I’m a former mental health and addictions nurse who’s also been sober for almost four years. I’m committed to providing education around the effects of alcohol because, to be frank, this knowledge is rather sparse in the general public.
Many people have questions about alcohol, but the information is limited, or it’s too hard to understand, or it isn’t available at all.
Yet, we have more and more people drinking at increasingly unsafe levels. And often, they have no idea what they’re doing to their bodies. Also, people may wonder what’s happening when they drink too much, but they may be too embarrassed to ask. For instance, many people wonder why alcohol causes a flushed or red face in some heavy drinkers?
For me, I used to get a red puffy face when I drank too much. I never understood why that happened, and the information was pretty scarce. Once I got sober and started doing more research, I realized more about what was happening to me.
There are three main reasons why alcohol causes flushing in the face. I’ll try to explain in the easiest way possible using my knowledge and the research I’ve pulled together.
1. Alcohol flush reaction
This is a rare cause of redness in the face after consuming alcohol. You can think of it as an allergic reaction of sorts, except it’s a bit more complicated than that.
In some people, alcohol causes an accumulation of acetaldehyde during the breakdown of alcohol in the blood. This buildup causes flushing and red splotches all over the face and body. It’s also associated with nausea, headache, and rapid heartbeat.
It’s most definitely not a pleasant experience. The good news is, those with this reaction are much less likely to get addicted to alcohol and sometimes don’t like to drink at all.

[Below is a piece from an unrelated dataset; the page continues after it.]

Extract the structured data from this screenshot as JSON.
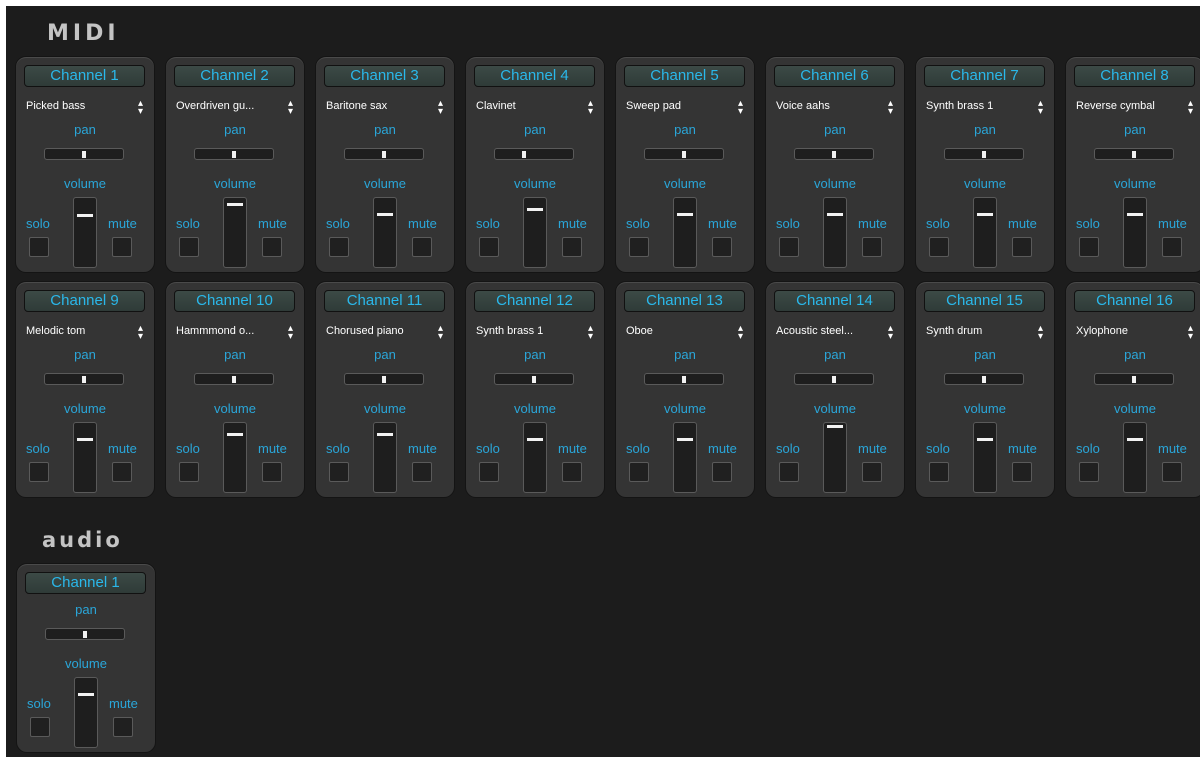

Alcohol, and the sugar in the alcohol, causes wide-spread inflammation. Although this inflammation affects every part of the body, it’s often most noticeable in the face.
It turns out that this was what caused my facial flushing. I tend to react to sugar and toxins a little more severely than other people. To be honest, I’m glad for it, because the discomfort of inflammation helped me inch closer to sobriety.
Alcohol causes small blood vessels to dilate in response to inflammation. The vessels most affected are the tiny peripheral vessels in the face, hands, and feet. This explains why they often get swollen, red, and sometimes itchy when drinking copious amounts of alcohol.
Unfortunately, when a person drinks excessively for many years, this inflammation can start damaging other areas of the body like the kidneys, liver, heart, and larger blood vessels. Some people are more prone to inflammation than others. But yes, anyone who drinks well beyond the safe amount will have some aspect of dangerous inflammation.
3. Portal hypertension
The last and most serious reason why alcohol causes a flushed face is due to portal hypertension.
And actually, the facial redness of portal hypertension is not caused by flushing; rather, it’s caused by permanently swollen and damaged blood vessels in the face. These vessels are nicknamed “spider veins,” but the scientific word is spider angiomas.
If you were to look up close, you would see many small purplish blood vessels that are visible through the skin. You should know that “spider veins” from portal hypertension are also found in the mouth, throat, esophagus, and stomach. And you should also know that the “spider veins” that happen as a result of portal hypertension are not a good sign. In fact, portal hypertension, in the presence of excessive alcohol intake, may indicate advanced severe liver damage.
Portal hypertension happens when the liver is so damaged that it pushes blood out of the liver, causing increased pressure in the portal vein. This causes blood to be detoured to those smaller vessels, as I mentioned before. These vessels are at high risk of rupture, which can cause severe bleeding or sudden heart attacks.
Due to its seriousness, if a person has "spider veins" on the face and is a heavy drinker, it’s imperative to consult a doctor to see if portal hypertension is the cause.
As you can see, there’s more than one reason why alcohol causes a flushed face. Some are mild, while others are more serious. But it’s worth knowing all these reasons so you can take control of your health and make decisions about how much you drink.
If you’re someone who gets an alcohol flush reaction, the discomfort of it alone may be enough to stop you from drinking at all.
However, those who get mildly inflamed from drinking may continue drinking even though it causes some problems. Just know that mild inflammation can turn dangerous if left unchecked.
Lastly, portal hypertension may be a cause of facial redness due to increased blood pooling in the small vessels of the body. This condition can be life-threatening if excessive drinking continues. Always get a check-up if you suspect you have “spider veins” on your face due to portal hypertension.
We live in a society where excessive alcohol consumption is glorified while the education around its effects is limited. As a nurse who is also in recovery, I feel strongly about helping others learn more about the impact of alcohol.
As I’ve always said, we’re all autonomous in our decisions, but having knowledge really helps.
Below are the references I used to write this article.
Alcohol Flush Reaction
How Does the Liver Work?
Alcohol, inflammation, and gut-liver-brain interactions in tissue damage and disease development
Relationship between facial flushing and blood acetaldehyde levels after alcohol intake
Portal hypertensive gastric mucosa: an endoscopic study.